Abstract

Important syn-rift hydrocarbon discoveries in the Tertiary East African Rift and in the South Atlantic subsalt basins have in recent years promoted renewed interest in the variability of source and reservoir rock facies in continental rifts. This talk considers several important new observations and developments in our understanding of the sedimentary evolution of lacustrine rift basins. Offshore subsalt basins in the South Atlantic demonstrate the importance of lacustrine carbonates, and especially microbialites, as reservoir facies in extensional systems. The role of rift-related magmatism is significant in these basins, both as drivers of hydrothermal systems around and within rift lakes, and as a source of solutes that facilitate carbonate accumulations. In the Tertiary East African Rift, substantial new hydrocarbon resources have been identified, including onshore siliciclastic reservoirs in remarkably young and shallow parts of the sedimentary section in the Albertine Graben.
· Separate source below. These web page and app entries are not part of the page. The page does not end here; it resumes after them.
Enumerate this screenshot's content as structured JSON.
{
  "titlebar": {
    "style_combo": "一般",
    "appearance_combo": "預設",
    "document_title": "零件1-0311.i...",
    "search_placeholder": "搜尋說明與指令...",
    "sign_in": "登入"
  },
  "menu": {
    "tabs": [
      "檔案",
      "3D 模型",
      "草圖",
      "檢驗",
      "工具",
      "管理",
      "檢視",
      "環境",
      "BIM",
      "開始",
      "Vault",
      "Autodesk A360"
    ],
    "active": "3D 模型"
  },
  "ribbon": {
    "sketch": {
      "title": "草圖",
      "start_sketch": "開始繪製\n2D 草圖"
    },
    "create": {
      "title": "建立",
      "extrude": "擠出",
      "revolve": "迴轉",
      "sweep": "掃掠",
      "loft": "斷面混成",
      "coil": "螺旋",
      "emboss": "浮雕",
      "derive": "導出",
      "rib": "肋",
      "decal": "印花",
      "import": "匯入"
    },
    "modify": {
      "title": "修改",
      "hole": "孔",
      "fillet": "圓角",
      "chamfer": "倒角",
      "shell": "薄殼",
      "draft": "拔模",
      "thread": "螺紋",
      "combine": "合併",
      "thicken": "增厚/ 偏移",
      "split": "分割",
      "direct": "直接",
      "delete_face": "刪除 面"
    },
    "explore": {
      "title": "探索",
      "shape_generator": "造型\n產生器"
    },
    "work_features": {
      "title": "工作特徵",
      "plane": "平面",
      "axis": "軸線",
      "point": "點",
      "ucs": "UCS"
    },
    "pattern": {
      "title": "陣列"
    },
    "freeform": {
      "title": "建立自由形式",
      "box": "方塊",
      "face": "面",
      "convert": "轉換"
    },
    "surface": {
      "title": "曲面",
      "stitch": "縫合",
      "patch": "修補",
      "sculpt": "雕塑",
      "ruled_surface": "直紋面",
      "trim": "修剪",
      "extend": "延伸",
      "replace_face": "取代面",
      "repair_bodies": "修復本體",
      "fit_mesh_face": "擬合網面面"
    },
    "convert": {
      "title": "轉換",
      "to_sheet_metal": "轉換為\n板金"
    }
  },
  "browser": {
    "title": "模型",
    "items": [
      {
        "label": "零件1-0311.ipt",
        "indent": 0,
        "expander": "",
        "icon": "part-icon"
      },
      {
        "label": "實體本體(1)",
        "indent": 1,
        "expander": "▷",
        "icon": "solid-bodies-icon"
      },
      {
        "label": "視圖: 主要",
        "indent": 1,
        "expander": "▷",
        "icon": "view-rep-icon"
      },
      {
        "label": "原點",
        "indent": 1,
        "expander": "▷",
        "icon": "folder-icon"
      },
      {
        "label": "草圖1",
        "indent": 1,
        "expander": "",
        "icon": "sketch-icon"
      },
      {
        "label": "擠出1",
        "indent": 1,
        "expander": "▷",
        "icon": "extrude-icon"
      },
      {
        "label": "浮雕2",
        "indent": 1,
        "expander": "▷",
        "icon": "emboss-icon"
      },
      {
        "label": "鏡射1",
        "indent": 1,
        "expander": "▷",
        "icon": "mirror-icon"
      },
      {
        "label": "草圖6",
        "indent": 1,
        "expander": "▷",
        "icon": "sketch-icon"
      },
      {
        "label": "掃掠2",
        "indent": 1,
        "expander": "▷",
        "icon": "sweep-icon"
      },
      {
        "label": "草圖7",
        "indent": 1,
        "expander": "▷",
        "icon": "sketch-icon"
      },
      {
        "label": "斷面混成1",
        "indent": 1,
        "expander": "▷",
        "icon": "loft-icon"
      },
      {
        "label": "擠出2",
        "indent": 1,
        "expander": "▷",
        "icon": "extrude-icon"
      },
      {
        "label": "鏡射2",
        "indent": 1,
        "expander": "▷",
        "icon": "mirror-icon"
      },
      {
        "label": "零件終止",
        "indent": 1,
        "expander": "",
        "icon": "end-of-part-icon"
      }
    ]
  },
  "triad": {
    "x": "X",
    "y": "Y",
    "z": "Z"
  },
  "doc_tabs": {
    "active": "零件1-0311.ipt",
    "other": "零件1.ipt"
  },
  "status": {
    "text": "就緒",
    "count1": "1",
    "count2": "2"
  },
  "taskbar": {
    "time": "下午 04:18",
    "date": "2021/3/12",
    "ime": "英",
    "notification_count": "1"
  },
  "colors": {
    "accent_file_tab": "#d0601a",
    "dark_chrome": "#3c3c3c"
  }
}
Rollover anticlines and fault-related folds serve as important structures for several new fields in the East African Rift, but larger structures affiliated with accommodation zones, in many instances located far offshore in the modern lakes, remain untested. Lacustrine source rocks that accumulated in stratified lake basins are the source of the oil and gas in these systems, however there is still much to be learned about their spatial and temporal variability. There is observed considerable variation in the character of organic matter on the floors of modern African lake basins, even adjacent ones. A number of factors likely govern the amount of total organic carbon preserved within the basins. These include 1) primary productivity; 2) degree of siliciclastic dilution, which is controlled in part by offshore slopes and the extent of onshore catchments, and 3) physical limnology, controlled by climate and basin-scale physiography, and the fetch-depth ratio of the lakes, which determines the likelihood of water column stratification. Scientific drilling in the African Rift lake basins is providing considerable information on the high temporal hydroclimate variability of the region, especially in the later Tertiary and Quaternary, which substantially controls basin lithofacies.